---------- Input data ----------

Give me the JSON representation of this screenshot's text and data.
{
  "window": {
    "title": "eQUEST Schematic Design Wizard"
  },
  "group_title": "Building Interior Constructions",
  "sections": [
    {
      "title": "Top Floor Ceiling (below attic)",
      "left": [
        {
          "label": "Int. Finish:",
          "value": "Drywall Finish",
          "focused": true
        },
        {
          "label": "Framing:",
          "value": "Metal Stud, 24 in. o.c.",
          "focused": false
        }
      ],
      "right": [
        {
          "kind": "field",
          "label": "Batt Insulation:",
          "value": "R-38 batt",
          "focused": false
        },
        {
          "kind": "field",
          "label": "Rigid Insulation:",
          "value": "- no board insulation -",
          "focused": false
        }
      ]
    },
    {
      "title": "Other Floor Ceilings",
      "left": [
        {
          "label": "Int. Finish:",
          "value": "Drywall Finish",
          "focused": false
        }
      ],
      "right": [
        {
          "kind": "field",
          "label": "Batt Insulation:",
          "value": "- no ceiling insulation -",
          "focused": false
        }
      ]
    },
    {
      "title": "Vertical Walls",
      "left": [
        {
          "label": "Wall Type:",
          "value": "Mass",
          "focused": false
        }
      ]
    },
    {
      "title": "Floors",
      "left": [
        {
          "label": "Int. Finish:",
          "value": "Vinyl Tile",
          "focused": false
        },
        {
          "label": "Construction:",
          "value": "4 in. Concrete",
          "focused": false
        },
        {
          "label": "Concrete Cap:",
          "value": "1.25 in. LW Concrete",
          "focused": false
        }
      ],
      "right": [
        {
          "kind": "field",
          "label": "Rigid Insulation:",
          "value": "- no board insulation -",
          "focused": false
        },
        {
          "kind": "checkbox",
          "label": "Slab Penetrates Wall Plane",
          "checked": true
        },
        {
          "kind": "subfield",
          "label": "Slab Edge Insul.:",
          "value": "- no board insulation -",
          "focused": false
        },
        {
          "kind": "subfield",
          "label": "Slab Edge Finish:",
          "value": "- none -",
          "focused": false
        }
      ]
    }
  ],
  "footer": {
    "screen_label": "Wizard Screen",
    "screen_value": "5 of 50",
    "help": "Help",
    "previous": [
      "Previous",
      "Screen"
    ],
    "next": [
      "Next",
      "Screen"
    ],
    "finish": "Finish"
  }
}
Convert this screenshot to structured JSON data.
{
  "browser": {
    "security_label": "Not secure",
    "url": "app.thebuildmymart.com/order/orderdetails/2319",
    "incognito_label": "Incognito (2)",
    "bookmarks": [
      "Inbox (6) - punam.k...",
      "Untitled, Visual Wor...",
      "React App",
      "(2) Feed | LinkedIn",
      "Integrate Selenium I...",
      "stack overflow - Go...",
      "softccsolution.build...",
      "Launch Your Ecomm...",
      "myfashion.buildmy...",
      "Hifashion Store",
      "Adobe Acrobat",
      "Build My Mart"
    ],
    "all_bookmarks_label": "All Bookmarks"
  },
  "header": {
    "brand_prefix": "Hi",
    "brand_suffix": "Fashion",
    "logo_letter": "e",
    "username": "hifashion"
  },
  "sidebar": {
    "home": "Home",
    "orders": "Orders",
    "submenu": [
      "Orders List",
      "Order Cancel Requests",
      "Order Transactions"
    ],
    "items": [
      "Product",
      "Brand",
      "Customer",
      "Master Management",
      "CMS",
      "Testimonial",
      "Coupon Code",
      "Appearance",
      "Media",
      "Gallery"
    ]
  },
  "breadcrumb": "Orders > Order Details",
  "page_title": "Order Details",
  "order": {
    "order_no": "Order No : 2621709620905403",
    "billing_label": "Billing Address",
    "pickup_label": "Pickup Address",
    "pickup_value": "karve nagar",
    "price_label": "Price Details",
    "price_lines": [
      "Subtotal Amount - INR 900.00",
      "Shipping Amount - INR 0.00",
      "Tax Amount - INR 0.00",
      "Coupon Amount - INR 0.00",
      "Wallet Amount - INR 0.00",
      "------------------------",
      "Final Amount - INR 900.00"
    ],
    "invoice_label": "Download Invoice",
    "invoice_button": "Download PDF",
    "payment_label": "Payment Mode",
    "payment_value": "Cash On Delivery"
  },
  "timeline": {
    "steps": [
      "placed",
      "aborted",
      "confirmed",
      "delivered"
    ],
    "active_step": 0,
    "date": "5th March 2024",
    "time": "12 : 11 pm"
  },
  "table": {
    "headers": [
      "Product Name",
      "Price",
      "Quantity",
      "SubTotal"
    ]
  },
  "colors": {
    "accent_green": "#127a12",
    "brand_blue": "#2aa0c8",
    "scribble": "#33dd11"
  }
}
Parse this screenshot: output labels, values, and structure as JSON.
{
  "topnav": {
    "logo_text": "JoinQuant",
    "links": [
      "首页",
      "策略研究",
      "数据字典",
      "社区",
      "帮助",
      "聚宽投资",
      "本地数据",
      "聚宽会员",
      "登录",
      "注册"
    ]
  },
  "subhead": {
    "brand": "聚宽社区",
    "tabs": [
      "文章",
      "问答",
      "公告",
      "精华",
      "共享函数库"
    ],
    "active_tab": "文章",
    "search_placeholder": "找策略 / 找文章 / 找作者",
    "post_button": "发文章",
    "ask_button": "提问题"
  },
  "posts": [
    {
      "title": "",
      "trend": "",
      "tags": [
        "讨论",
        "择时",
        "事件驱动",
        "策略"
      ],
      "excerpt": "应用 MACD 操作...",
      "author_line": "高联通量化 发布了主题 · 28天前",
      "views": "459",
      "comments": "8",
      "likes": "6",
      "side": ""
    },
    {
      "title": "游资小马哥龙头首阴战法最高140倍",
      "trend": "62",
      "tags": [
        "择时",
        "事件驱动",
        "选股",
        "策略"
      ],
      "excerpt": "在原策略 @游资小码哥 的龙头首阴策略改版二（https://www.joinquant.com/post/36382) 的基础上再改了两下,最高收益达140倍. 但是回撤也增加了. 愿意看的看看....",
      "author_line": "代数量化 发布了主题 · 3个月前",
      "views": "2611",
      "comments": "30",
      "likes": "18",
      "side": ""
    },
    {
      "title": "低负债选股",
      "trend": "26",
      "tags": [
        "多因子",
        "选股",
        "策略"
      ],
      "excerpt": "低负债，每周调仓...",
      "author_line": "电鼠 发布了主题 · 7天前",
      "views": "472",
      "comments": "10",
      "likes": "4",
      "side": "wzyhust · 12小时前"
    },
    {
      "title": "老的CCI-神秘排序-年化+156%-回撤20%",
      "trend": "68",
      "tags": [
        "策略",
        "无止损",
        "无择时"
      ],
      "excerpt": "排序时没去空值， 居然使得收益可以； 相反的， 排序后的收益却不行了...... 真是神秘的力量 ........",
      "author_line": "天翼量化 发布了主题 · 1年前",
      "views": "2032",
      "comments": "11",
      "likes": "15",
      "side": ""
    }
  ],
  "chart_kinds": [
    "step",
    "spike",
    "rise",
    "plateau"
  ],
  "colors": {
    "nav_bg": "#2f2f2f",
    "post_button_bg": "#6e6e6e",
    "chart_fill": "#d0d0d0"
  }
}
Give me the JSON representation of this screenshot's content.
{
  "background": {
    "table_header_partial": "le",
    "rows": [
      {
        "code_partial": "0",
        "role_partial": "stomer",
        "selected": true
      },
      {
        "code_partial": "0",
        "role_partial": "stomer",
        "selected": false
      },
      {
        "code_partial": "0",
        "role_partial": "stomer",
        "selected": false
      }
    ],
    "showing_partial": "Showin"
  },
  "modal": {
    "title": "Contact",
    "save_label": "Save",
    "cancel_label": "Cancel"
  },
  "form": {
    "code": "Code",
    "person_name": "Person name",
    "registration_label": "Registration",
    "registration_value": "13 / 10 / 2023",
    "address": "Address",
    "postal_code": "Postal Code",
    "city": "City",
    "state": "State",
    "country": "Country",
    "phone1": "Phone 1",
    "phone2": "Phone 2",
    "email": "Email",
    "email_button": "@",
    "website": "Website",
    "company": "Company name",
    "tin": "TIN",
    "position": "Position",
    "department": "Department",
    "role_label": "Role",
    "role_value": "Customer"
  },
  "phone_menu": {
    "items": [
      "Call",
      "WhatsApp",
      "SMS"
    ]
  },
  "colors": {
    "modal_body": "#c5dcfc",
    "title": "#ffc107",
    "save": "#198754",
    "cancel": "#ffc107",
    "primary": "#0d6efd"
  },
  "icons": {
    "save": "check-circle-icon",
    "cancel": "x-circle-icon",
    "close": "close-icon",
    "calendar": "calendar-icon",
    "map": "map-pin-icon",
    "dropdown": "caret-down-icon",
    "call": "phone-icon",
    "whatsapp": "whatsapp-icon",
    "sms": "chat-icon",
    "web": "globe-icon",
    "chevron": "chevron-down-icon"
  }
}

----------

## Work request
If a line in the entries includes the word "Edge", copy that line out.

## Result
          "label": "Slab Edge Insul.:",
          "label": "Slab Edge Finish:",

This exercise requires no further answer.